■ **Work instructions**
Retype the data exactly, so that every line matches the original.

■ **Excerpts from an interface dataset**
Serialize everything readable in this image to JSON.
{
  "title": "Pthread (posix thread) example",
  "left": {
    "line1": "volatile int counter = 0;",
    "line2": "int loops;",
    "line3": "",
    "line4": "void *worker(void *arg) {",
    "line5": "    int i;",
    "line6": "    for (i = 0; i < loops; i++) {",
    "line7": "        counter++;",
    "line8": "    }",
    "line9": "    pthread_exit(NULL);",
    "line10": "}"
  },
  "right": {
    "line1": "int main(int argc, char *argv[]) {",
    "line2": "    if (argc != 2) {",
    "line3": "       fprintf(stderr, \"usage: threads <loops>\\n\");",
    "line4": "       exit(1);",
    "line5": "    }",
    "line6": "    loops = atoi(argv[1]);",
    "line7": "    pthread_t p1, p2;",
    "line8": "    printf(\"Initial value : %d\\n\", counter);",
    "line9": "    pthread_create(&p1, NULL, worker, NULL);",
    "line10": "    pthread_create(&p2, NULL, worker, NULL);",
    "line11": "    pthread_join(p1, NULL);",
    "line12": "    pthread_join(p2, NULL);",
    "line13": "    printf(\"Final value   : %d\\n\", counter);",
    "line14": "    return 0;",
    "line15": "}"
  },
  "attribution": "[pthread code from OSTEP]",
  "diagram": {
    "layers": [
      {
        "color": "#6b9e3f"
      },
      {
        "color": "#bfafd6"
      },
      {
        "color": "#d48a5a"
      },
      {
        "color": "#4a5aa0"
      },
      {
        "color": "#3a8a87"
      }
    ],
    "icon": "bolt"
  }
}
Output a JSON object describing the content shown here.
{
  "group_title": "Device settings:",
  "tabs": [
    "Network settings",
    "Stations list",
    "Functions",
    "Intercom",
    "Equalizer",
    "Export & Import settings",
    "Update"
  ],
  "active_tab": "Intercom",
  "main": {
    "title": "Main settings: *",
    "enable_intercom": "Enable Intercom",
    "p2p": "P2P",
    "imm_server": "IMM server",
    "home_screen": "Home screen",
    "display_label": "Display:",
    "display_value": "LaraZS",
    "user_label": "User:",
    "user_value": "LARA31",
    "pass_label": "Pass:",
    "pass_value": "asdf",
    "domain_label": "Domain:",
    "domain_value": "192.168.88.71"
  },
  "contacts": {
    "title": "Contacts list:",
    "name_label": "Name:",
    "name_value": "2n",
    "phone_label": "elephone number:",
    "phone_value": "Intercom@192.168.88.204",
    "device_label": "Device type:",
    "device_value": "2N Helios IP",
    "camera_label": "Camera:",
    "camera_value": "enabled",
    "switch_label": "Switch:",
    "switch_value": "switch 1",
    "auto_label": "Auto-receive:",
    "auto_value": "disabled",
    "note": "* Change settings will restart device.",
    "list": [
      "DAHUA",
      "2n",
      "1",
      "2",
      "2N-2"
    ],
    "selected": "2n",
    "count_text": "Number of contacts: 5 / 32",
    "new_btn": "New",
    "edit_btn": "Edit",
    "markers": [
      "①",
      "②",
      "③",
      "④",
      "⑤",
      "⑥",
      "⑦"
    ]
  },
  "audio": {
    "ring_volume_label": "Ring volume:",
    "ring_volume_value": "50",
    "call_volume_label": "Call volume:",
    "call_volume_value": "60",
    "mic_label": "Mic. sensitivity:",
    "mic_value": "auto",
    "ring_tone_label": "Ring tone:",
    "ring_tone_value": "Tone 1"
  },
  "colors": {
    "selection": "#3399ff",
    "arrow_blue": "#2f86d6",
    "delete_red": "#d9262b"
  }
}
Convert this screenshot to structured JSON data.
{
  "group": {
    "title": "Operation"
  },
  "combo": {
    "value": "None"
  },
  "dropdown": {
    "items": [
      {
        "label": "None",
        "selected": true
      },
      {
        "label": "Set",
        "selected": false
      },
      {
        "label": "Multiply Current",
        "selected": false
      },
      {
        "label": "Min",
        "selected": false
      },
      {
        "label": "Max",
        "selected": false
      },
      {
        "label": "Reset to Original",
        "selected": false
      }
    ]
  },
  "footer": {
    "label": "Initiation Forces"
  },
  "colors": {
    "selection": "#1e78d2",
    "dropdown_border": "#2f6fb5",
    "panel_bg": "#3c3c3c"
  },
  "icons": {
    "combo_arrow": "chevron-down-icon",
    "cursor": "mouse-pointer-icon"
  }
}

■ **Task output**
Serialize everything readable in this image to JSON.
{
  "title": "Pthread (posix thread) example",
  "left": {
    "line1": "volatile int counter = 0;",
    "line2": "int loops;",
    "line3": "",
    "line4": "void *worker(void *arg) {",
    "line5": "    int i;",
    "line6": "    for (i = 0; i < loops; i++) {",
    "line7": "        counter++;",
    "line8": "    }",
    "line9": "    pthread_exit(NULL);",
    "line10": "}"
  },
  "right": {
    "line1": "int main(int argc, char *argv[]) {",
    "line2": "    if (argc != 2) {",
    "line3": "       fprintf(stderr, \"usage: threads <loops>\\n\");",
    "line4": "       exit(1);",
    "line5": "    }",
    "line6": "    loops = atoi(argv[1]);",
    "line7": "    pthread_t p1, p2;",
    "line8": "    printf(\"Initial value : %d\\n\", counter);",
    "line9": "    pthread_create(&p1, NULL, worker, NULL);",
    "line10": "    pthread_create(&p2, NULL, worker, NULL);",
    "line11": "    pthread_join(p1, NULL);",
    "line12": "    pthread_join(p2, NULL);",
    "line13": "    printf(\"Final value   : %d\\n\", counter);",
    "line14": "    return 0;",
    "line15": "}"
  },
  "attribution": "[pthread code from OSTEP]",
  "diagram": {
    "layers": [
      {
        "color": "#6b9e3f"
      },
      {
        "color": "#bfafd6"
      },
      {
        "color": "#d48a5a"
      },
      {
        "color": "#4a5aa0"
      },
      {
        "color": "#3a8a87"
      }
    ],
    "icon": "bolt"
  }
}
Output a JSON object describing the content shown here.
{
  "group_title": "Device settings:",
  "tabs": [
    "Network settings",
    "Stations list",
    "Functions",
    "Intercom",
    "Equalizer",
    "Export & Import settings",
    "Update"
  ],
  "active_tab": "Intercom",
  "main": {
    "title": "Main settings: *",
    "enable_intercom": "Enable Intercom",
    "p2p": "P2P",
    "imm_server": "IMM server",
    "home_screen": "Home screen",
    "display_label": "Display:",
    "display_value": "LaraZS",
    "user_label": "User:",
    "user_value": "LARA31",
    "pass_label": "Pass:",
    "pass_value": "asdf",
    "domain_label": "Domain:",
    "domain_value": "192.168.88.71"
  },
  "contacts": {
    "title": "Contacts list:",
    "name_label": "Name:",
    "name_value": "2n",
    "phone_label": "elephone number:",
    "phone_value": "Intercom@192.168.88.204",
    "device_label": "Device type:",
    "device_value": "2N Helios IP",
    "camera_label": "Camera:",
    "camera_value": "enabled",
    "switch_label": "Switch:",
    "switch_value": "switch 1",
    "auto_label": "Auto-receive:",
    "auto_value": "disabled",
    "note": "* Change settings will restart device.",
    "list": [
      "DAHUA",
      "2n",
      "1",
      "2",
      "2N-2"
    ],
    "selected": "2n",
    "count_text": "Number of contacts: 5 / 32",
    "new_btn": "New",
    "edit_btn": "Edit",
    "markers": [
      "①",
      "②",
      "③",
      "④",
      "⑤",
      "⑥",
      "⑦"
    ]
  },
  "audio": {
    "ring_volume_label": "Ring volume:",
    "ring_volume_value": "50",
    "call_volume_label": "Call volume:",
    "call_volume_value": "60",
    "mic_label": "Mic. sensitivity:",
    "mic_value": "auto",
    "ring_tone_label": "Ring tone:",
    "ring_tone_value": "Tone 1"
  },
  "colors": {
    "selection": "#3399ff",
    "arrow_blue": "#2f86d6",
    "delete_red": "#d9262b"
  }
}
Convert this screenshot to structured JSON data.
{
  "group": {
    "title": "Operation"
  },
  "combo": {
    "value": "None"
  },
  "dropdown": {
    "items": [
      {
        "label": "None",
        "selected": true
      },
      {
        "label": "Set",
        "selected": false
      },
      {
        "label": "Multiply Current",
        "selected": false
      },
      {
        "label": "Min",
        "selected": false
      },
      {
        "label": "Max",
        "selected": false
      },
      {
        "label": "Reset to Original",
        "selected": false
      }
    ]
  },
  "footer": {
    "label": "Initiation Forces"
  },
  "colors": {
    "selection": "#1e78d2",
    "dropdown_border": "#2f6fb5",
    "panel_bg": "#3c3c3c"
  },
  "icons": {
    "combo_arrow": "chevron-down-icon",
    "cursor": "mouse-pointer-icon"
  }
}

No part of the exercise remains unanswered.